We are never told exactly how old David is, but again, he's got to be in his early 30s at least. But, Jenny's parents show little hesitation in letting her go out with him. Jenny and David concoct lies, some elaborate and some small, in order to gain her parent's trust, and they never question him. Is this what life was really like then? We keep waiting for someone, anyone to lean in and say, "Dude, you're twice her age." But, no one does. Jenny's parents are charmed by David, her classmates are jealous of her adventures, and Danny & Helen never comment on the age discrepancy.
As the film progresses, we see Jenny becoming more and more enamored with David, and this creates a creepy fascination with the viewer. On the one hand, we understand why she feels this way. Jenny is the quintessential "mature beyond her years" character, and David is showing her the kind of life of which she's only dreamed. But, we the audience, can also see the reality -- that her grades are slipping and that she probably shouldn't be with David. The beauty of Hornby and Scherfig's approach to the material is that everything is played straight. The movie is never over-the-top or melodramatic. So, as the characters are very non-chalant about the banana scene, the audience is in their seats cringing.
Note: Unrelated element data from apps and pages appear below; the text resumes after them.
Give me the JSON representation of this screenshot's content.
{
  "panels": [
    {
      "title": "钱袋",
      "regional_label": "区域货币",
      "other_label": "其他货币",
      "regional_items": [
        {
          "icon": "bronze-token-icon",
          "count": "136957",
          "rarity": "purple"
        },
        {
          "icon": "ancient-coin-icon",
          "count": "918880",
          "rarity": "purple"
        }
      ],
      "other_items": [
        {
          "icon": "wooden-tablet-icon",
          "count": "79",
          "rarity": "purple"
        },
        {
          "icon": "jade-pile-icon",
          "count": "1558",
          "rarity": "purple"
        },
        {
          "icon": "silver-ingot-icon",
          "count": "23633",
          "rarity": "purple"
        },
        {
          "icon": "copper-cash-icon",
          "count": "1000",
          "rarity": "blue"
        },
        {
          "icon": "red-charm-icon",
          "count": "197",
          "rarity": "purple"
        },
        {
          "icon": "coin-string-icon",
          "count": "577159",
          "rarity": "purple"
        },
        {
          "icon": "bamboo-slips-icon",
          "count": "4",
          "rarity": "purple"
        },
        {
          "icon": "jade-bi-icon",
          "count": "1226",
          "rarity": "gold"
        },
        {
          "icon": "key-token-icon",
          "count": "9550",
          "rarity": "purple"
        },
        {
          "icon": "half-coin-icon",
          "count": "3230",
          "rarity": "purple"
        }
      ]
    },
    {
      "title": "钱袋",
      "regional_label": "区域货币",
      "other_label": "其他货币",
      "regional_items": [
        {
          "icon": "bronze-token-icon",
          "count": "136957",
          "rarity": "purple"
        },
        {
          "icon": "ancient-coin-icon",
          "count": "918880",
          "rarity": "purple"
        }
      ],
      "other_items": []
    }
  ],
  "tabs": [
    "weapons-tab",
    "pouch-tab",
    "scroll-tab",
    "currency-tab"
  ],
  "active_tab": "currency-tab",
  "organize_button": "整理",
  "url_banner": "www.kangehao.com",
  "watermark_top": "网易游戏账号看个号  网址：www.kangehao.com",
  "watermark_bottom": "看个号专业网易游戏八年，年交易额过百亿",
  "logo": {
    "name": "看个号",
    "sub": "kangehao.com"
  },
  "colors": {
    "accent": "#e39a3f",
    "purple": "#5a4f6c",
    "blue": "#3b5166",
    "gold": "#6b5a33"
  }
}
The movie also gets a huge boost from its cast. Carey Mulligan is in never every scene of the film (She "careys" the movie. Ha!), and is very good. Note how her look and demeanor changes as she gets closer to David. Sarsgaard, who often looks half-asleep in movies, is notably good here. Again, he doesn't play David as a creep and that makes him even creepier.
An Education is the movie thatMona Lisa Smile wanted to be. It shows an unblinking look at how society's attitudes towards women have changed over the years, and it's far and away a better movie. Ask anyone who knows me, An Education is not my kind of movie, but a great movie is a great movie. Of all of the Best Picture nominees from 2009 which I've seen thus far, this is easily the best.
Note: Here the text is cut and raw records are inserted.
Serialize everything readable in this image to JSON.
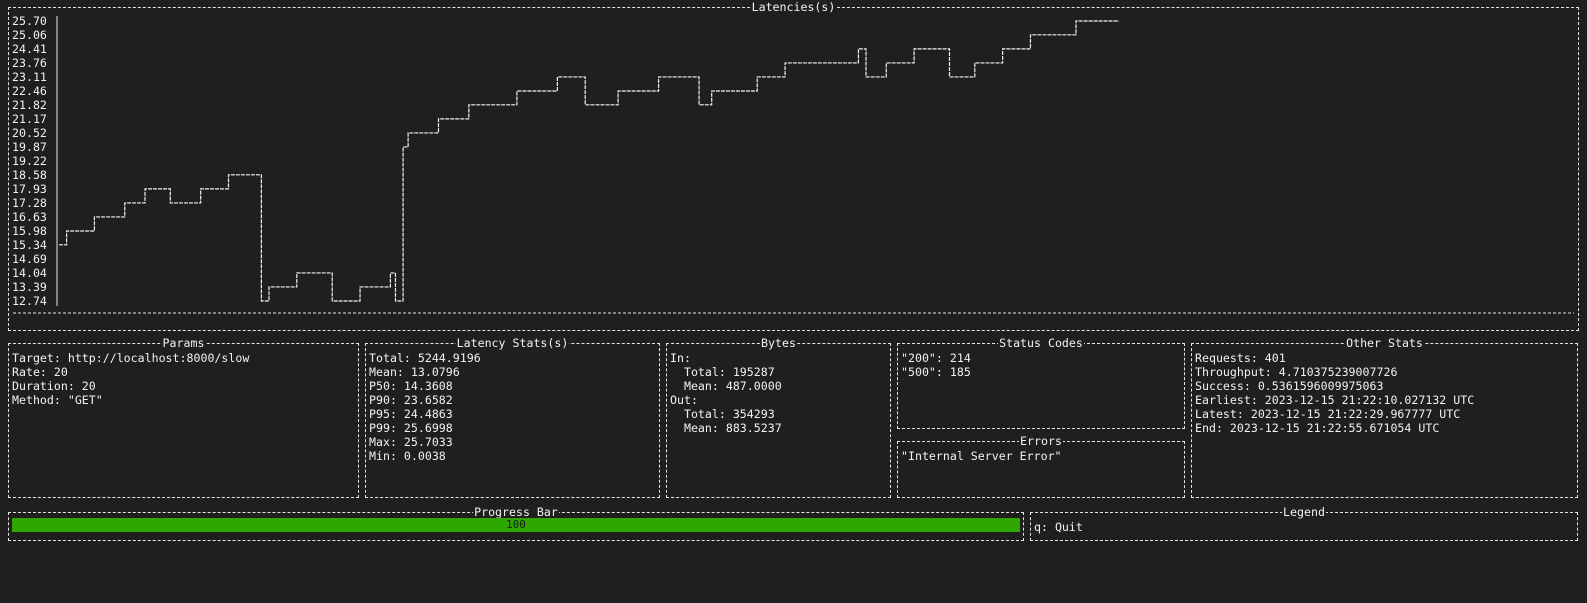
{
  "latencies": {
    "title": "Latencies(s)",
    "chart_data": {
      "type": "line",
      "title": "Latencies(s)",
      "xlabel": "",
      "ylabel": "",
      "ylim": [
        12.74,
        25.7
      ],
      "yticks": [
        "25.70",
        "25.06",
        "24.41",
        "23.76",
        "23.11",
        "22.46",
        "21.82",
        "21.17",
        "20.52",
        "19.87",
        "19.22",
        "18.58",
        "17.93",
        "17.28",
        "16.63",
        "15.98",
        "15.34",
        "14.69",
        "14.04",
        "13.39",
        "12.74"
      ],
      "series": [
        {
          "x": [
            0,
            1,
            2,
            3,
            4,
            5,
            6,
            7,
            8,
            9,
            10,
            11,
            12,
            13,
            14,
            15,
            16,
            17,
            18,
            19,
            20,
            21,
            22,
            23,
            24,
            25,
            26,
            27,
            28,
            29,
            30,
            31,
            32,
            33,
            34,
            35,
            36,
            37,
            38,
            39,
            40,
            41,
            42,
            43,
            44,
            45,
            46,
            47,
            48,
            49,
            50,
            51,
            52,
            53,
            54,
            55,
            56,
            57,
            58,
            59,
            60,
            61,
            62,
            63,
            64,
            65,
            66,
            67,
            68,
            69,
            70,
            71,
            72,
            73,
            74,
            75,
            76,
            77,
            78,
            79,
            80,
            81,
            82,
            83,
            84,
            85,
            86,
            87,
            88,
            89,
            90,
            91,
            92,
            93,
            94,
            95,
            96,
            97,
            98,
            99,
            100,
            101,
            102,
            103,
            104,
            105,
            106,
            107,
            108,
            109,
            110,
            111,
            112,
            113,
            114,
            115,
            116,
            117,
            118,
            119,
            120,
            121,
            122,
            123,
            124,
            125,
            126,
            127,
            128,
            129,
            130,
            131,
            132,
            133,
            134,
            135,
            136,
            137,
            138,
            139,
            140,
            141,
            142,
            143,
            144,
            145,
            146,
            147,
            148,
            149,
            150,
            151,
            152,
            153,
            154,
            155,
            156,
            157,
            158,
            159,
            160,
            161,
            162,
            163,
            164,
            165,
            166,
            167,
            168,
            169,
            170,
            171,
            172,
            173,
            174,
            175,
            176,
            177,
            178,
            179,
            180,
            181,
            182,
            183,
            184,
            185,
            186,
            187,
            188,
            189,
            190,
            191,
            192,
            193,
            194,
            195,
            196,
            197,
            198,
            199,
            200,
            201,
            202,
            203,
            204,
            205,
            206,
            207,
            208,
            209,
            210,
            211,
            212,
            213,
            214,
            215,
            216,
            217,
            218,
            219,
            220,
            221,
            222,
            223,
            224,
            225,
            226,
            227,
            228,
            229,
            230,
            231,
            232,
            233,
            234,
            235,
            236,
            237,
            238,
            239,
            240,
            241,
            242,
            243,
            244,
            245,
            246,
            247,
            248,
            249,
            250,
            251,
            252,
            253,
            254,
            255,
            256,
            257,
            258,
            259,
            260,
            261,
            262,
            263,
            264,
            265,
            266,
            267,
            268,
            269,
            270,
            271,
            272,
            273,
            274,
            275,
            276,
            277,
            278,
            279,
            280,
            281,
            282,
            283,
            284,
            285,
            286,
            287,
            288,
            289,
            290,
            291,
            292,
            293,
            294,
            295,
            296,
            297,
            298,
            299,
            300,
            301,
            302,
            303,
            304,
            305,
            306,
            307,
            308,
            309,
            310,
            311,
            312,
            313,
            314,
            315,
            316,
            317,
            318,
            319,
            320,
            321,
            322,
            323,
            324,
            325,
            326,
            327,
            328,
            329,
            330,
            331,
            332,
            333,
            334,
            335,
            336,
            337,
            338,
            339,
            340,
            341,
            342,
            343,
            344,
            345,
            346,
            347,
            348,
            349,
            350,
            351,
            352,
            353,
            354,
            355,
            356,
            357,
            358,
            359,
            360,
            361,
            362,
            363,
            364,
            365,
            366,
            367,
            368,
            369,
            370,
            371,
            372,
            373,
            374,
            375,
            376,
            377,
            378,
            379,
            380,
            381,
            382,
            383,
            384,
            385,
            386,
            387,
            388,
            389,
            390,
            391,
            392,
            393,
            394,
            395,
            396,
            397,
            398,
            399,
            400
          ],
          "steps": [
            [
              0,
              15.34
            ],
            [
              3,
              15.98
            ],
            [
              14,
              16.63
            ],
            [
              26,
              17.28
            ],
            [
              34,
              17.93
            ],
            [
              44,
              17.28
            ],
            [
              56,
              17.93
            ],
            [
              67,
              18.58
            ],
            [
              80,
              12.74
            ],
            [
              83,
              13.39
            ],
            [
              94,
              14.04
            ],
            [
              108,
              12.74
            ],
            [
              119,
              13.39
            ],
            [
              131,
              14.04
            ],
            [
              133,
              12.74
            ],
            [
              136,
              19.87
            ],
            [
              138,
              20.52
            ],
            [
              150,
              21.17
            ],
            [
              162,
              21.82
            ],
            [
              181,
              22.46
            ],
            [
              197,
              23.11
            ],
            [
              208,
              21.82
            ],
            [
              221,
              22.46
            ],
            [
              237,
              23.11
            ],
            [
              253,
              21.82
            ],
            [
              258,
              22.46
            ],
            [
              276,
              23.11
            ],
            [
              287,
              23.76
            ],
            [
              316,
              24.41
            ],
            [
              319,
              23.11
            ],
            [
              327,
              23.76
            ],
            [
              338,
              24.41
            ],
            [
              352,
              23.11
            ],
            [
              362,
              23.76
            ],
            [
              373,
              24.41
            ],
            [
              384,
              25.06
            ],
            [
              402,
              25.7
            ],
            [
              419,
              25.7
            ]
          ]
        }
      ]
    }
  },
  "params": {
    "title": "Params",
    "lines": [
      "Target: http://localhost:8000/slow",
      "Rate: 20",
      "Duration: 20",
      "Method: \"GET\""
    ]
  },
  "latency_stats": {
    "title": "Latency Stats(s)",
    "lines": [
      "Total: 5244.9196",
      "Mean: 13.0796",
      "P50: 14.3608",
      "P90: 23.6582",
      "P95: 24.4863",
      "P99: 25.6998",
      "Max: 25.7033",
      "Min: 0.0038"
    ]
  },
  "bytes": {
    "title": "Bytes",
    "lines": [
      "In:",
      "  Total: 195287",
      "  Mean: 487.0000",
      "Out:",
      "  Total: 354293",
      "  Mean: 883.5237"
    ]
  },
  "status_codes": {
    "title": "Status Codes",
    "lines": [
      "\"200\": 214",
      "\"500\": 185"
    ]
  },
  "errors": {
    "title": "Errors",
    "lines": [
      "\"Internal Server Error\""
    ]
  },
  "other_stats": {
    "title": "Other Stats",
    "lines": [
      "Requests: 401",
      "Throughput: 4.710375239007726",
      "Success: 0.5361596009975063",
      "Earliest: 2023-12-15 21:22:10.027132 UTC",
      "Latest: 2023-12-15 21:22:29.967777 UTC",
      "End: 2023-12-15 21:22:55.671054 UTC"
    ]
  },
  "progress": {
    "title": "Progress Bar",
    "value": 100,
    "label": "100",
    "color": "#2ea800"
  },
  "legend": {
    "title": "Legend",
    "lines": [
      "q: Quit"
    ]
  }
}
An Education...that banana...on DVD courtesy of Sony Pictures Home Entertainment. The film has been letterboxed at 2.35:1 and the transfer is enhanced for 16 x 9 TVs. The image is very sharp and clear, showing only a hint of grain and no defects from the source material. The colors look very natural and the image is never too dark or bright. The picture is a tad soft at times and this has an effect on the level of detail. The DVD carries a Dolby Digital 5.1 audio track which provides clear dialogue and sound effects. Being a drama, we don't get a lot of dynamic effects here, but the music never overpowers the voices. The music does provide some surround sound, as do crowd noises. Stereo effects are used at times to illustrate off-screen action.
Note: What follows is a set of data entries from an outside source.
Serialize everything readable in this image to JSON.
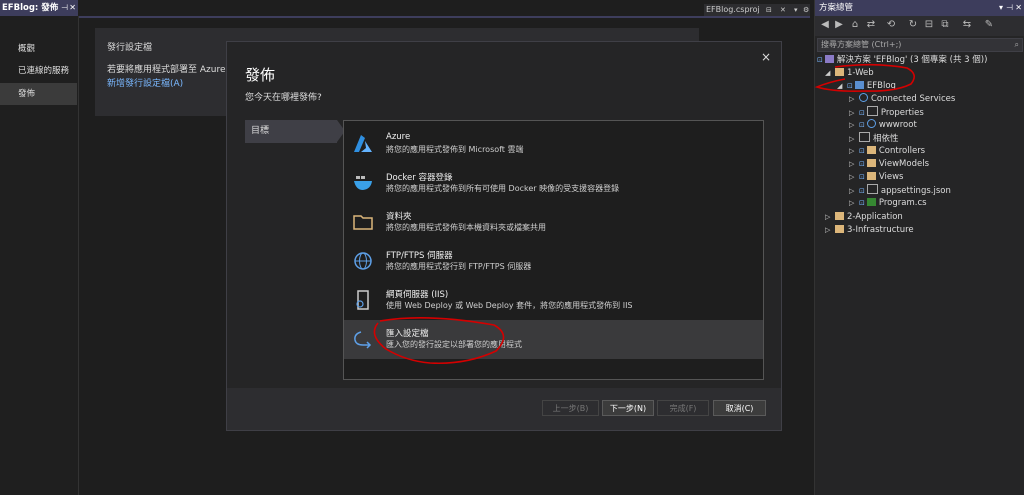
{
  "left_tab": {
    "title": "EFBlog: 發佈",
    "pin": "⊣",
    "close": "✕"
  },
  "left_nav": {
    "items": [
      {
        "label": "概觀"
      },
      {
        "label": "已連線的服務"
      },
      {
        "label": "發佈"
      }
    ]
  },
  "file_tab": {
    "title": "EFBlog.csproj"
  },
  "background_panel": {
    "title": "發行設定檔",
    "text": "若要將應用程式部署至 Azure、II",
    "link": "新增發行設定檔(A)"
  },
  "dialog": {
    "close": "×",
    "title": "發佈",
    "subtitle": "您今天在哪裡發佈?",
    "step": "目標",
    "options": [
      {
        "name": "Azure",
        "desc": "將您的應用程式發佈到 Microsoft 雲端",
        "icon": "azure-icon"
      },
      {
        "name": "Docker 容器登錄",
        "desc": "將您的應用程式發佈到所有可使用 Docker 映像的受支援容器登錄",
        "icon": "docker-icon"
      },
      {
        "name": "資料夾",
        "desc": "將您的應用程式發佈到本機資料夾或檔案共用",
        "icon": "folder-icon"
      },
      {
        "name": "FTP/FTPS 伺服器",
        "desc": "將您的應用程式發行到 FTP/FTPS 伺服器",
        "icon": "globe-icon"
      },
      {
        "name": "網頁伺服器 (IIS)",
        "desc": "使用 Web Deploy 或 Web Deploy 套件，將您的應用程式發佈到 IIS",
        "icon": "server-icon"
      },
      {
        "name": "匯入設定檔",
        "desc": "匯入您的發行設定以部署您的應用程式",
        "icon": "import-icon"
      }
    ],
    "selected_index": 5,
    "buttons": {
      "back": "上一步(B)",
      "next": "下一步(N)",
      "finish": "完成(F)",
      "cancel": "取消(C)"
    }
  },
  "solution_explorer": {
    "title": "方案總管",
    "search_placeholder": "搜尋方案總管 (Ctrl+;)",
    "solution": "解決方案 'EFBlog' (3 個專案 (共 3 個))",
    "nodes": [
      {
        "label": "1-Web",
        "type": "folder"
      },
      {
        "label": "EFBlog",
        "type": "project"
      },
      {
        "label": "Connected Services",
        "type": "service"
      },
      {
        "label": "Properties",
        "type": "properties"
      },
      {
        "label": "wwwroot",
        "type": "globe"
      },
      {
        "label": "相依性",
        "type": "deps"
      },
      {
        "label": "Controllers",
        "type": "folder"
      },
      {
        "label": "ViewModels",
        "type": "folder"
      },
      {
        "label": "Views",
        "type": "folder"
      },
      {
        "label": "appsettings.json",
        "type": "json"
      },
      {
        "label": "Program.cs",
        "type": "cs"
      },
      {
        "label": "2-Application",
        "type": "folder"
      },
      {
        "label": "3-Infrastructure",
        "type": "folder"
      }
    ]
  },
  "colors": {
    "accent": "#3d3d5c",
    "link": "#7ab8ff",
    "annotation": "#d40000"
  }
}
The An Education DVD contains a few extras. We begin with an AUDIO COMMENTARY from Director Lone Scherfig and Actors Carey Mulligan and Peter Sarsgaard. "The Making of An Education" (9 minutes) is a simple, but detailed look at the film's production. There are comments from the actor and filmmakers, who discuss the cast, characters, story, and working with Scherfig. "Walking the Red Carpet" (8 minutes) has footage from the film's premiere in Hollywood, along with comments from those involved. The DVD has eleven DELETED SCENES which run about 16 minutes. These scenes give us some more examples of David's behavior and we see that some very interesting moments were removed from the third act. The final extra is the THEATRICAL TRAILER for the film.
Review Copyright 2010 by Mike Long